The first night had my Scottish lady host and I craning our necks to see Harmonium at Usher Hall. “Do you think the choir is singing live?” I asked J. A gentleman beside me passed a wine glass to his friend in front of my nose: “Why don’t you stop asking questions and just enjoy it!” he commented.
The next afternoon, I followed J into the monkey bar. “You’ll love it here” she told me, “They show movies a few times a week in the afternoon and I think it’s the cheapest Prosecco in town – £12 for a bottle, if I remember correctly.”
I struggled to keep up, I really did. When a fellow patron standing in front turned around to ask J what the best cure for hiccups was and she instantly belted him on the back, I sensed the demon drink was taking effect and suggested we leave.
Squeezing through the throng of revellers with the decibels of noise that brings, we were stopped by hiccuper and friend. Robert proceeded to throw his arms around J while Bob filled us in on their respective working lives.
“He’s an accountant in grass” Bob told us. I giggled. “No! Not that kind of grass!” he said.
“Oh. And you, Bob? What do you do?”
“I’m a nothing” he replied.
“A nothing?” I queried, astonished that someone could call themselves such a thing.
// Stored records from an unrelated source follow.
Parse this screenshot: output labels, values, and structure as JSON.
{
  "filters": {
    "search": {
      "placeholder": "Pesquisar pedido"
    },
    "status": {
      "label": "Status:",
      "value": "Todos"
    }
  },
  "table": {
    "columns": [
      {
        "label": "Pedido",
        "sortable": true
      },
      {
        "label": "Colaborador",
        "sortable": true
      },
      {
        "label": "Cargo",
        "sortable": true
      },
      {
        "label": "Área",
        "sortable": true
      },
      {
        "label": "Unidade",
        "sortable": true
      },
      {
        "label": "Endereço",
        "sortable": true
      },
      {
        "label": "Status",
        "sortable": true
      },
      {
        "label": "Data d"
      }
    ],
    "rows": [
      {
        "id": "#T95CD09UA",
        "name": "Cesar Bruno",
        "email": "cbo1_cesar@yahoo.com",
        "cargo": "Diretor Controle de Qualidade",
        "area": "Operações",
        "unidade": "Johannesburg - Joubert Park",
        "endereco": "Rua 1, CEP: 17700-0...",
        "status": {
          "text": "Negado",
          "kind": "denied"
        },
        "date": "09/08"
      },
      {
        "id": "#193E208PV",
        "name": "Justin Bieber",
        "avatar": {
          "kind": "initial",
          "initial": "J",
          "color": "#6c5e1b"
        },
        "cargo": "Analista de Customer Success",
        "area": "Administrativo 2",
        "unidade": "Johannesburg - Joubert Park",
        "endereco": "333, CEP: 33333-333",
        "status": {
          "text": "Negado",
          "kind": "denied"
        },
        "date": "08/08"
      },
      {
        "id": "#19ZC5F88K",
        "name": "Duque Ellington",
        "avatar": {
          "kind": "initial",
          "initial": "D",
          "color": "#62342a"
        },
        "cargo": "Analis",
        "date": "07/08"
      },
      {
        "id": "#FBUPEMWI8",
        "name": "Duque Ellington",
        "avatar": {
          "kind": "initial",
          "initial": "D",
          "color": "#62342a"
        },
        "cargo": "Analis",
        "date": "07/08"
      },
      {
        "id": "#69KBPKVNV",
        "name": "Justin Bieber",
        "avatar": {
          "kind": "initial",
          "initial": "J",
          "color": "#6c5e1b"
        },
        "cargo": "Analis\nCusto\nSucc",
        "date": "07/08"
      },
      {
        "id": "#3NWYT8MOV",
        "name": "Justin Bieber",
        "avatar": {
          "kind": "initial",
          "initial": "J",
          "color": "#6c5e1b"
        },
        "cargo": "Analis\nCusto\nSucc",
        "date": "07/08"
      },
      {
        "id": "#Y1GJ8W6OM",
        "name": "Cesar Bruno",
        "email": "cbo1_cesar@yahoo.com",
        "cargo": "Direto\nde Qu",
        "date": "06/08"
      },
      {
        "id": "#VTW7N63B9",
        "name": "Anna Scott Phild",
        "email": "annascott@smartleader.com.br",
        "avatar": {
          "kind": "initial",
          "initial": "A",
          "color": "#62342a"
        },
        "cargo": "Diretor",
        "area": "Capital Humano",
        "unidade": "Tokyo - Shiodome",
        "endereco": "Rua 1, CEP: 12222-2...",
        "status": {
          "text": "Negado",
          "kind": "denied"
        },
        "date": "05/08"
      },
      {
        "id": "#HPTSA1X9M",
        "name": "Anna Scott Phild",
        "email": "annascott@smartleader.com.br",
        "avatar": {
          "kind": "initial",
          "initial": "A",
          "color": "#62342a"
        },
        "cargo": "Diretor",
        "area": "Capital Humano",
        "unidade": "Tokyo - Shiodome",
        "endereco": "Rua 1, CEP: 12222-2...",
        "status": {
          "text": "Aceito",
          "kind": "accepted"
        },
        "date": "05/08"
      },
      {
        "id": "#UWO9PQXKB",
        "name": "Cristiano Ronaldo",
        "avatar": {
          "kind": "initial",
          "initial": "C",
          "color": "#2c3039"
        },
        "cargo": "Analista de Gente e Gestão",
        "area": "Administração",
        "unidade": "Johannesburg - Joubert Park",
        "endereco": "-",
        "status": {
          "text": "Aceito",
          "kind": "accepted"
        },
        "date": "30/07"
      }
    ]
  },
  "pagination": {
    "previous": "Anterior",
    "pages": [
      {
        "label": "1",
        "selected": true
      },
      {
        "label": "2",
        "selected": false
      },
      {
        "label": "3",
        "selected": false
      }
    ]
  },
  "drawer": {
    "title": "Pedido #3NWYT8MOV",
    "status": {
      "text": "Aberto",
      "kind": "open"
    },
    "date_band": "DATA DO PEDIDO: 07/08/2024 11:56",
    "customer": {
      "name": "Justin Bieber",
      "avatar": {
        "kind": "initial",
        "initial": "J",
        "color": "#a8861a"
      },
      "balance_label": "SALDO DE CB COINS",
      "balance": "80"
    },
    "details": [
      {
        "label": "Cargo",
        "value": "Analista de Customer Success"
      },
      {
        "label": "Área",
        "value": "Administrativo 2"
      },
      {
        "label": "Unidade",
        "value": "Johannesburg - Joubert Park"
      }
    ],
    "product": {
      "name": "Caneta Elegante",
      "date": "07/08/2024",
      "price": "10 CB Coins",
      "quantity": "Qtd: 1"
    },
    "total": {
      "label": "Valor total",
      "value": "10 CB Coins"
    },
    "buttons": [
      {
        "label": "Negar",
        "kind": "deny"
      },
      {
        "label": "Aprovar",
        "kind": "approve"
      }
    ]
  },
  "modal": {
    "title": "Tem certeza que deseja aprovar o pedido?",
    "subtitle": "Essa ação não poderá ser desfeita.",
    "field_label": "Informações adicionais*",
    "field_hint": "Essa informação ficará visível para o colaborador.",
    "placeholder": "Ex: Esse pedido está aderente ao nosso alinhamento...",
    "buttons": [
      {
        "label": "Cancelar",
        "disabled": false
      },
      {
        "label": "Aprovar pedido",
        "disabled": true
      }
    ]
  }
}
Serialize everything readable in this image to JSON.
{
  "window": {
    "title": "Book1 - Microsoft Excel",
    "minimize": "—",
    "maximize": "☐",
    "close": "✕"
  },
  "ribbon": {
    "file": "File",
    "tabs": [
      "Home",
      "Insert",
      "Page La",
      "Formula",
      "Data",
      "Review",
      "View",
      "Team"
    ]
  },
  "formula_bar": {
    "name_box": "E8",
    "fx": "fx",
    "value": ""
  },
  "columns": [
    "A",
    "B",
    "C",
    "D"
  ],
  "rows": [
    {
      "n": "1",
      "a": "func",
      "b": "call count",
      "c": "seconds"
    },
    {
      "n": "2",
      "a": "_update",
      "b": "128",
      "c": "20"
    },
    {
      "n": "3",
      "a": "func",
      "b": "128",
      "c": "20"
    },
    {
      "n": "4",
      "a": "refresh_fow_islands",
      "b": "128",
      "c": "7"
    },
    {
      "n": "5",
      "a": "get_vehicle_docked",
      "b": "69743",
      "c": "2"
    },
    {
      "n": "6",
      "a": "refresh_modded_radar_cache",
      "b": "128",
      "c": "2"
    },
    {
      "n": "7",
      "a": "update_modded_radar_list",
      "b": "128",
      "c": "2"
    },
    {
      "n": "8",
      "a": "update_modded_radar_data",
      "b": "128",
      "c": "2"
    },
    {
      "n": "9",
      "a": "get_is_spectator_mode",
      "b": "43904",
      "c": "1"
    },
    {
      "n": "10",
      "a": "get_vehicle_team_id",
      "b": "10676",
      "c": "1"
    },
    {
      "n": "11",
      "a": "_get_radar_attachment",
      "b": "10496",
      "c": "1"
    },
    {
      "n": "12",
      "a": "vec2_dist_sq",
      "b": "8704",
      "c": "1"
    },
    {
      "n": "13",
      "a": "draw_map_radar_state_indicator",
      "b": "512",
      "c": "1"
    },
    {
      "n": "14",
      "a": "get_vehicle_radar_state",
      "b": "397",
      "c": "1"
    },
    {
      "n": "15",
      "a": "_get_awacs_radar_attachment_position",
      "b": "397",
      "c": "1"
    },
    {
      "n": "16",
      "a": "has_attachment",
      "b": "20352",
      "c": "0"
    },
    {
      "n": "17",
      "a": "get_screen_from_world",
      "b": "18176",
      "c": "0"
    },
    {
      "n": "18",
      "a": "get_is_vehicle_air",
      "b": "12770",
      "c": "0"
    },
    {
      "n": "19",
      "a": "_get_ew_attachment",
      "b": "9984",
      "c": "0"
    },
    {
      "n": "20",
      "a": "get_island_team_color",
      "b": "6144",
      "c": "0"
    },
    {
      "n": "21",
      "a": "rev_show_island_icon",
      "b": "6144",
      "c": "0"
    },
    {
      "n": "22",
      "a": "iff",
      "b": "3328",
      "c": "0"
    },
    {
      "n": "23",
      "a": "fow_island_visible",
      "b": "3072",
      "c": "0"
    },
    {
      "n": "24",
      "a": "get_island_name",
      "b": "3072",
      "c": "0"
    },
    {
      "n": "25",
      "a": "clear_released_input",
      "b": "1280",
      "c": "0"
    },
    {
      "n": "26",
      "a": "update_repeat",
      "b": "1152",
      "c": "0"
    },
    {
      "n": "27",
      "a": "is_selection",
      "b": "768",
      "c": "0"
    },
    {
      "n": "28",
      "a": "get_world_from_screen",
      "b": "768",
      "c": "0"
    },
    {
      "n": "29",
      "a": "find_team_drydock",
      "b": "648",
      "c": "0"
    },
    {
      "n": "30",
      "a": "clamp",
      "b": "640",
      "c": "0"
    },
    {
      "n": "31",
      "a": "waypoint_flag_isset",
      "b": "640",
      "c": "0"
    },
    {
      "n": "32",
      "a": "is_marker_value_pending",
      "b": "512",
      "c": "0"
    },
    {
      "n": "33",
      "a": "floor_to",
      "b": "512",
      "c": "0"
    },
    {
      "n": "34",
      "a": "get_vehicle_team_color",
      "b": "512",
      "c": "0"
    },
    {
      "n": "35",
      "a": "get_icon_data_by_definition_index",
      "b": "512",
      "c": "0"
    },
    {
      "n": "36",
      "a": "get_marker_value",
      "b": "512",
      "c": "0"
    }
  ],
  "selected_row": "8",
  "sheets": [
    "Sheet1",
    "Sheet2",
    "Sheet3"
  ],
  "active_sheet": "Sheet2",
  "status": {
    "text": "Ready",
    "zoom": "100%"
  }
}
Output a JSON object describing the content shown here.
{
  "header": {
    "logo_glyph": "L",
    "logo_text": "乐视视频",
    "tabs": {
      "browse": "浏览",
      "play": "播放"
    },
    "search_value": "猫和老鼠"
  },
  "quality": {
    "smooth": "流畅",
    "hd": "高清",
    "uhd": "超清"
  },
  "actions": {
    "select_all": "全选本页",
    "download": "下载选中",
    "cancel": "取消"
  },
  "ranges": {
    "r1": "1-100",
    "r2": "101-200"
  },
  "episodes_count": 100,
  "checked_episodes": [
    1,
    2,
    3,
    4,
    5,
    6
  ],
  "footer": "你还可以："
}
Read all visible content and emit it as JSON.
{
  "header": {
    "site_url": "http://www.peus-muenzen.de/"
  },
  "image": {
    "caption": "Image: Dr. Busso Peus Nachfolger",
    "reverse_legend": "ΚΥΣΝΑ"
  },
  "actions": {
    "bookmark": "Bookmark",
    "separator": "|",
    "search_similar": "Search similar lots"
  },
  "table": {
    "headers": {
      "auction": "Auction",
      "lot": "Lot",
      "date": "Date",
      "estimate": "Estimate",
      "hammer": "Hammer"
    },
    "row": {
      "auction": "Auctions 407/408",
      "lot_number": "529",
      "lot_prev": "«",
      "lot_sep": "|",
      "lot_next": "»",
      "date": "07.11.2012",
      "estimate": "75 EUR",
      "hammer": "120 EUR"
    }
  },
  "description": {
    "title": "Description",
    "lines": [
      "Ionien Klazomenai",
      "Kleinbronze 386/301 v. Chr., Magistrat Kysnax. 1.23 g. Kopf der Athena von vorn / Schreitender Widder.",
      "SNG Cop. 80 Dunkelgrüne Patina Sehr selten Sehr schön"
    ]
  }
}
“NO! ARE YOUR EARS PAINTED ON?!” he shouted at me. “A NURSE.”
The following night, after a bit of stand up comedy, my cousin and I stopped at another small and intimate hostelry. Music flowed out through the doors. We parked ourselves by a large double bass resting at the entrance and thought about what we might drink.
“A glass of Guinness I think” I said. A man at the bar swivelled around to look me in the eye: “WHAT? You’re in Scotland! Have a single malt for goodness sake!” he cried.
“Um, okay, but with a cube of ice” I said mindful of my ineptitude around spirits.
“Oh no! You can NEVER do that – it ruins the taste! He’ll give you a wee jug with water and then you add a drop, taste it and see if you like it. It opens up the flavour.”
Moments later a glass of Highland Park appeared before me, but nothing on the side. “Excuse me but where’s the wee jug of water?” I said to the bartender.
“Ya see” said my new friend Alan with a wink, “Spoken like a true Scot.”
He watched me add water to the wine. With cocktails to come later and the locals’ chutzpah, I realised I’d better pace myself and get with the programme.